So while major projects like Shams 1 get all the attention, more immediate energy savings will be through individual actions and choices. Which is food for thought the next time you have a hot shower.
Gerhard Hope is the editor of MEP Middle East.

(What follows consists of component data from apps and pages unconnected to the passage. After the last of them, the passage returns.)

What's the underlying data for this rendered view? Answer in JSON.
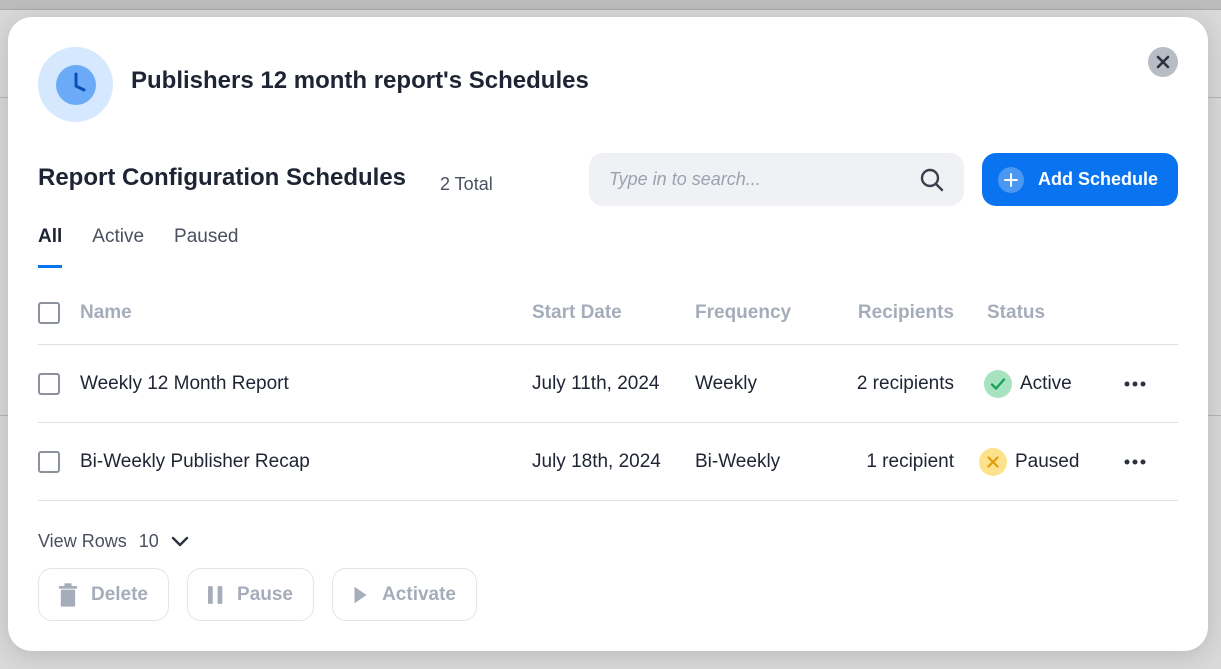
{
  "modal": {
    "title": "Publishers 12 month report's Schedules"
  },
  "section": {
    "title": "Report Configuration Schedules",
    "total": "2 Total"
  },
  "search": {
    "placeholder": "Type in to search..."
  },
  "add_button": {
    "label": "Add Schedule"
  },
  "tabs": [
    {
      "label": "All",
      "active": true
    },
    {
      "label": "Active",
      "active": false
    },
    {
      "label": "Paused",
      "active": false
    }
  ],
  "table": {
    "columns": {
      "name": "Name",
      "start_date": "Start Date",
      "frequency": "Frequency",
      "recipients": "Recipients",
      "status": "Status"
    },
    "rows": [
      {
        "name": "Weekly 12 Month Report",
        "start_date": "July 11th, 2024",
        "frequency": "Weekly",
        "recipients": "2 recipients",
        "status": "Active"
      },
      {
        "name": "Bi-Weekly Publisher Recap",
        "start_date": "July 18th, 2024",
        "frequency": "Bi-Weekly",
        "recipients": "1 recipient",
        "status": "Paused"
      }
    ]
  },
  "pagination": {
    "label": "View Rows",
    "value": "10"
  },
  "actions": {
    "delete": "Delete",
    "pause": "Pause",
    "activate": "Activate"
  },
  "colors": {
    "accent": "#0a74f0",
    "active_status": "#a7e3c1",
    "paused_status": "#fde28c"
  },
  "icons": [
    "clock-icon",
    "close-icon",
    "search-icon",
    "plus-icon",
    "check-icon",
    "x-icon",
    "more-icon",
    "chevron-down-icon",
    "trash-icon",
    "pause-icon",
    "play-icon"
  ]
}
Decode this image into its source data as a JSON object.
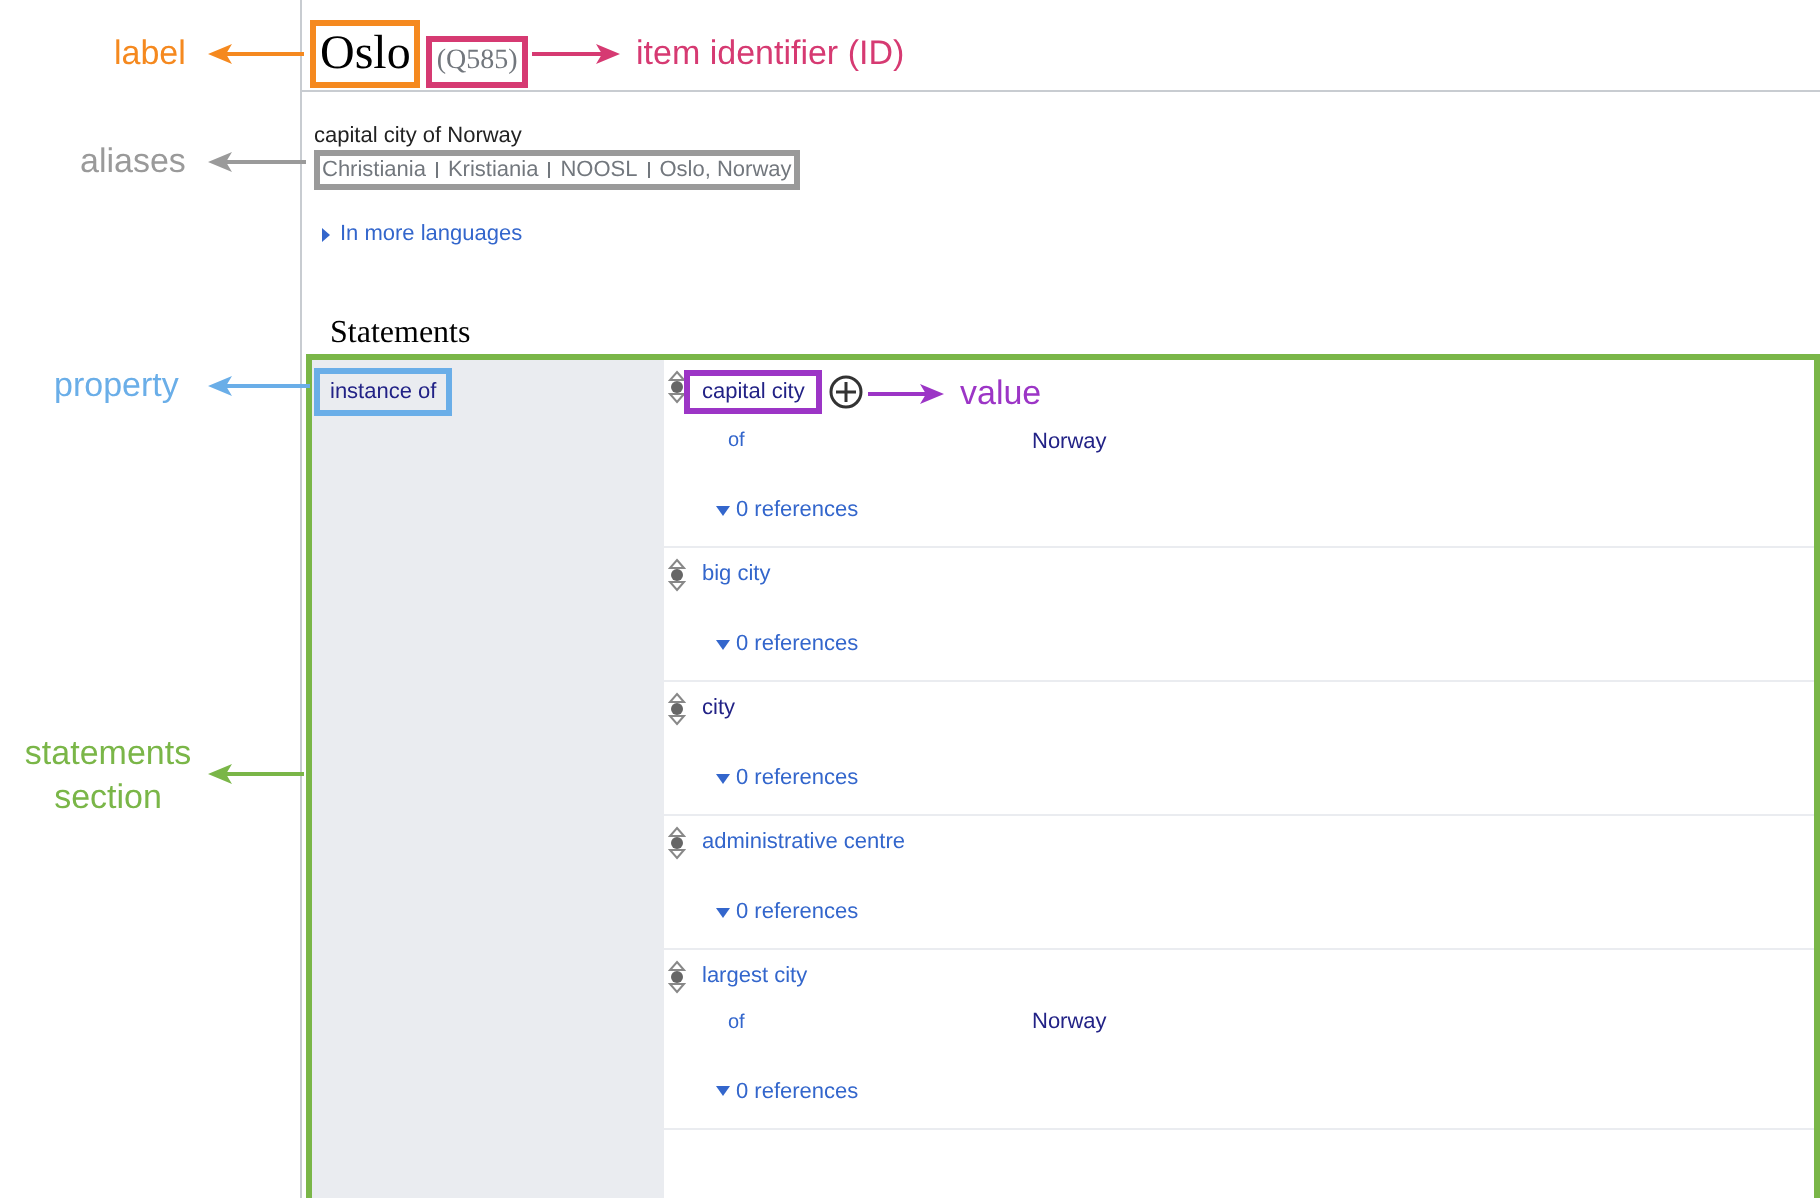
{
  "header": {
    "label": "Oslo",
    "id": "(Q585)"
  },
  "description": "capital city of Norway",
  "aliases": [
    "Christiania",
    "Kristiania",
    "NOOSL",
    "Oslo, Norway"
  ],
  "more_languages": "In more languages",
  "statements": {
    "heading": "Statements",
    "property": "instance of",
    "values": [
      {
        "value": "capital city",
        "visited": true,
        "highlighted": true,
        "qualifiers": [
          {
            "property": "of",
            "value": "Norway"
          }
        ],
        "references": "0 references"
      },
      {
        "value": "big city",
        "visited": false,
        "highlighted": false,
        "references": "0 references"
      },
      {
        "value": "city",
        "visited": true,
        "highlighted": false,
        "references": "0 references"
      },
      {
        "value": "administrative centre",
        "visited": false,
        "highlighted": false,
        "references": "0 references"
      },
      {
        "value": "largest city",
        "visited": false,
        "highlighted": false,
        "qualifiers": [
          {
            "property": "of",
            "value": "Norway"
          }
        ],
        "references": "0 references"
      }
    ]
  },
  "annotations": [
    {
      "kind": "label",
      "text": "label",
      "color": "#f5891f"
    },
    {
      "kind": "id",
      "text": "item identifier (ID)",
      "color": "#d63a72"
    },
    {
      "kind": "aliases",
      "text": "aliases",
      "color": "#9a9a9a"
    },
    {
      "kind": "property",
      "text": "property",
      "color": "#6aaee8"
    },
    {
      "kind": "value",
      "text": "value",
      "color": "#9c35c6"
    },
    {
      "kind": "section",
      "text": "statements section",
      "color": "#7ab648"
    }
  ]
}
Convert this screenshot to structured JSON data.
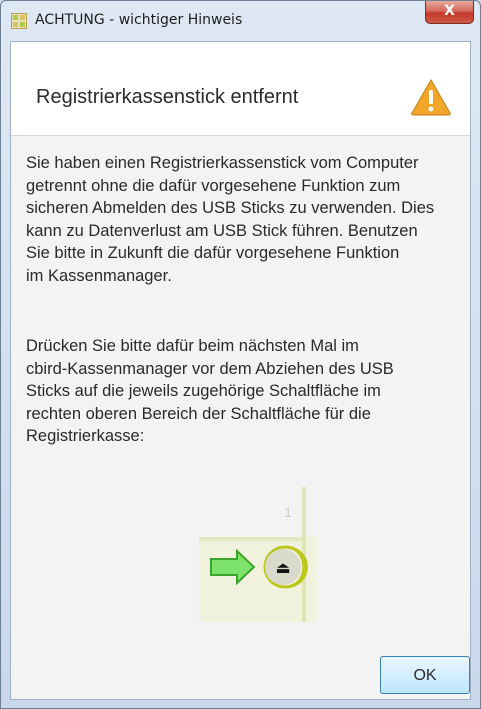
{
  "window": {
    "title": "ACHTUNG - wichtiger Hinweis",
    "close_label": "X"
  },
  "header": {
    "title": "Registrierkassenstick entfernt",
    "icon": "warning-icon"
  },
  "body": {
    "paragraph1_lines": [
      "Sie haben einen Registrierkassenstick vom Computer",
      "getrennt ohne die dafür vorgesehene Funktion zum",
      "sicheren Abmelden des USB Sticks zu verwenden. Dies",
      "kann zu Datenverlust am USB Stick führen. Benutzen",
      "Sie bitte in Zukunft die dafür vorgesehene Funktion",
      "im Kassenmanager."
    ],
    "paragraph2_lines": [
      "Drücken Sie bitte dafür beim nächsten Mal im",
      "cbird-Kassenmanager vor dem Abziehen des USB",
      "Sticks auf die jeweils zugehörige Schaltfläche im",
      "rechten oberen Bereich der Schaltfläche für die",
      "Registrierkasse:"
    ]
  },
  "illustration": {
    "number": "1",
    "eject_symbol": "⏏"
  },
  "buttons": {
    "ok_label": "OK"
  },
  "colors": {
    "arrow_fill": "#7ee36b",
    "warning_fill": "#f2a62a",
    "highlight": "#bcc81a",
    "ok_border": "#3c7fb1"
  }
}
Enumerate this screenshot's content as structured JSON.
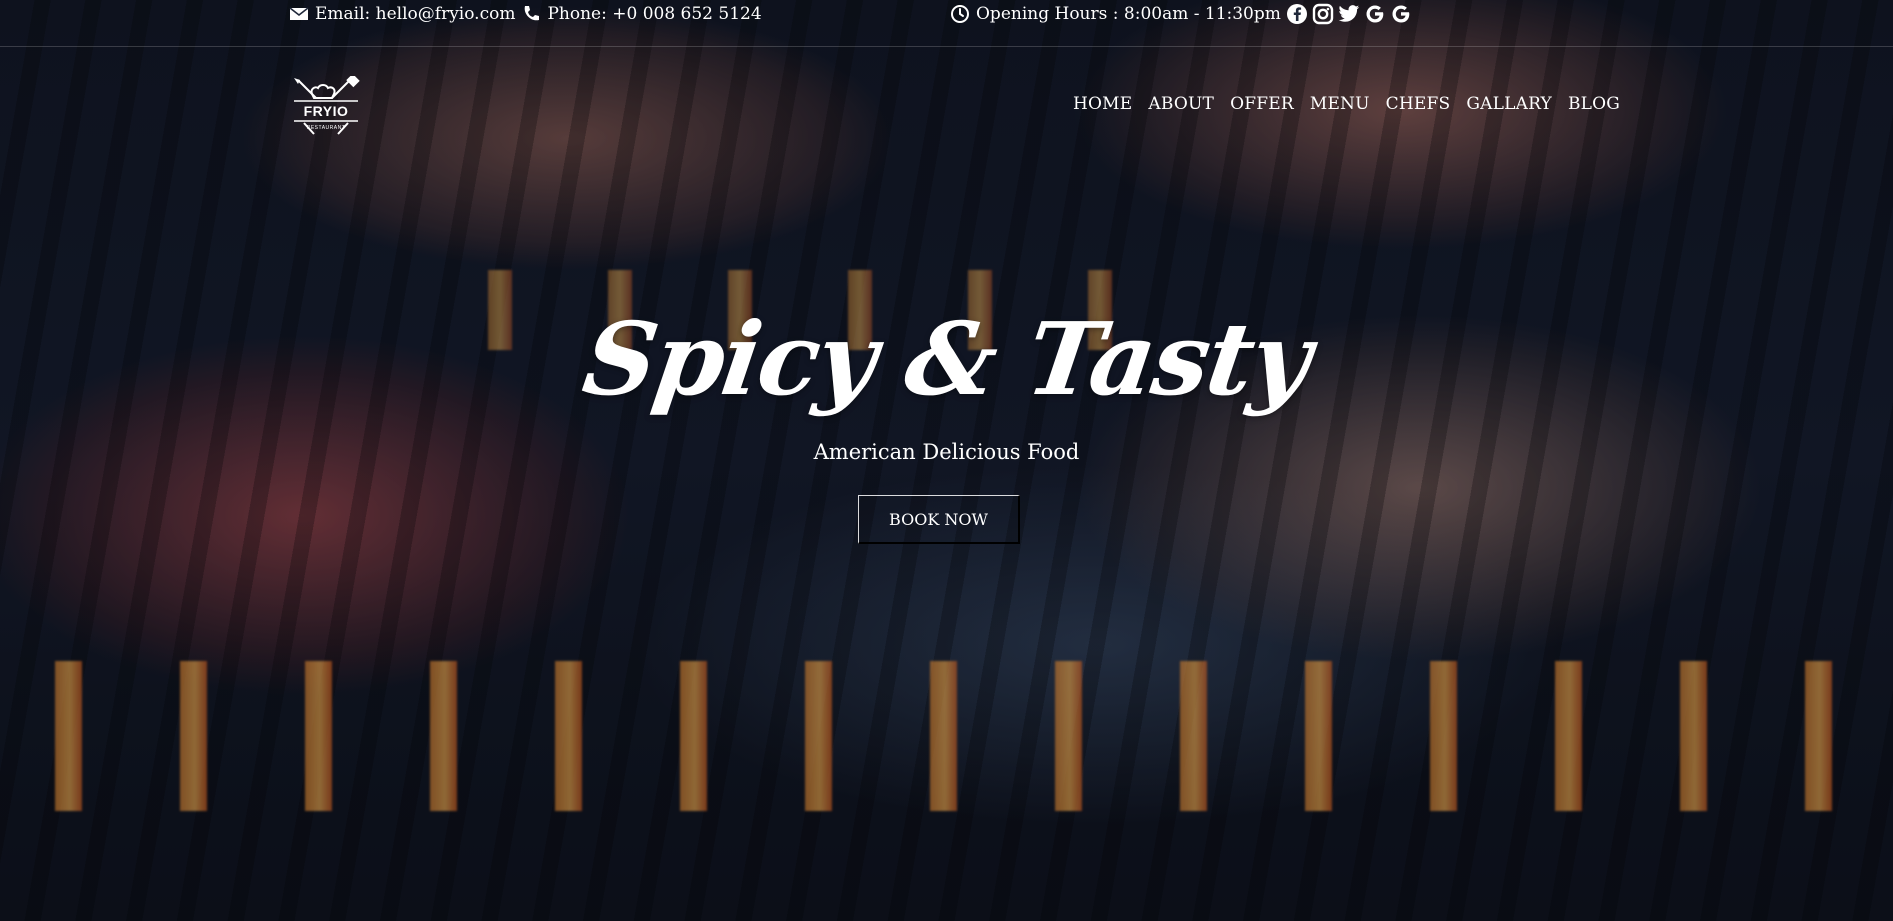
{
  "topbar": {
    "email_text": "Email: hello@fryio.com",
    "phone_text": "Phone: +0 008 652 5124",
    "hours_text": "Opening Hours : 8:00am - 11:30pm",
    "social": [
      "facebook-icon",
      "instagram-icon",
      "twitter-icon",
      "google-icon",
      "google-icon"
    ]
  },
  "logo": {
    "brand": "FRYIO",
    "tagline": "RESTAURANT"
  },
  "nav": {
    "items": [
      "HOME",
      "ABOUT",
      "OFFER",
      "MENU",
      "CHEFS",
      "GALLARY",
      "BLOG"
    ]
  },
  "hero": {
    "title": "Spicy & Tasty",
    "subtitle": "American Delicious Food",
    "cta": "BOOK NOW"
  },
  "colors": {
    "text": "#ffffff",
    "overlay": "#0a0c14"
  }
}
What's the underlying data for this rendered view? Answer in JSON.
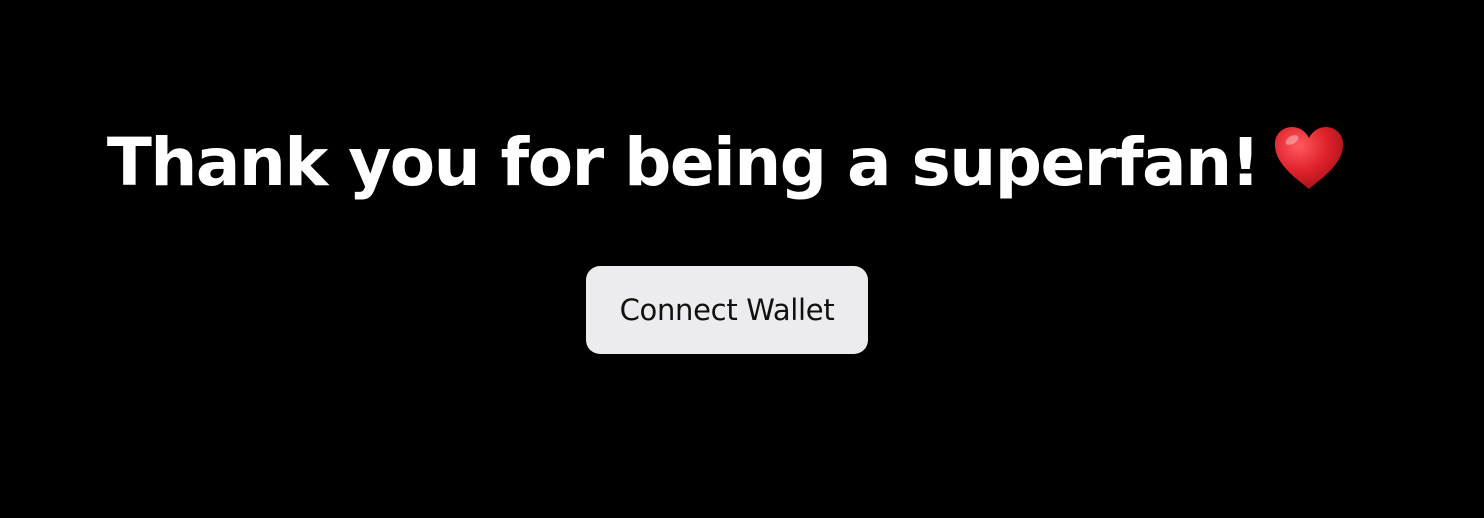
{
  "main": {
    "headline": "Thank you for being a superfan!",
    "headline_icon": "heart-icon",
    "connect_button_label": "Connect Wallet"
  },
  "colors": {
    "background": "#000000",
    "headline_text": "#ffffff",
    "button_background": "#ececee",
    "button_text": "#111111",
    "heart": "#e0222b"
  }
}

I agree with Gerhard about the far superior ROI in utilising Solar waterheating as against PV. The cost of generating 1KW (1000w) of power may require some thing in the range of AED. 20/35,000 at the least while a system with adequate storage for optimum production can add a 15 or 20 more. In our scheme of things 1KW is next to nothing. It certainly is not enough to run a one ton window AC machine a day in summer(even half a day). If you are considering this option... it's got to be for a green award of a sort. In contrast Solar water heating is far more superior in terms of ROI (Return on Investment). This is owing to the high cost of water heating we are used to. To take an example an average hotel stores at any given time upto 25,000 gallons of hot water (Water constantly heated upto atleast 60'C to prevent Legionella bacteria thriving). These water storages while being constantly boosted with electrical thermal heating can be easily complemented with solar power. An array of Solar thermal collectors plumbed in to these storage tanks can greatly reduce the workload of this electrical resistance elements emmersed in them. The advantages are so obvious. 1. Not need to eliminate the existinng system. 2. Upto 100% reduction on power bills depending on the size of the solar array. 3. The paybacks can begin within two years of installation at the least. 4. Can be retrofitted at any hotel or plant which Operates a Calorifier or boiler. 5. Expensive storage tanks for the solar system not required. 6. Whereever solar arrays are not practical (They require decent roof space) indirect solar heating with Ambient air heatpumps may be fitted. Abmient air heat pumps operate at a COP (Co-efficient of performance) of around 3 to 4 as against the submerged heaters always under 1. That is a potential saving of upto 75% on your power bills. These technologies are practical and easily make business sense allthough less glamouress. Contact me if needed - firstname.lastname@example.org Call me for more details on the matter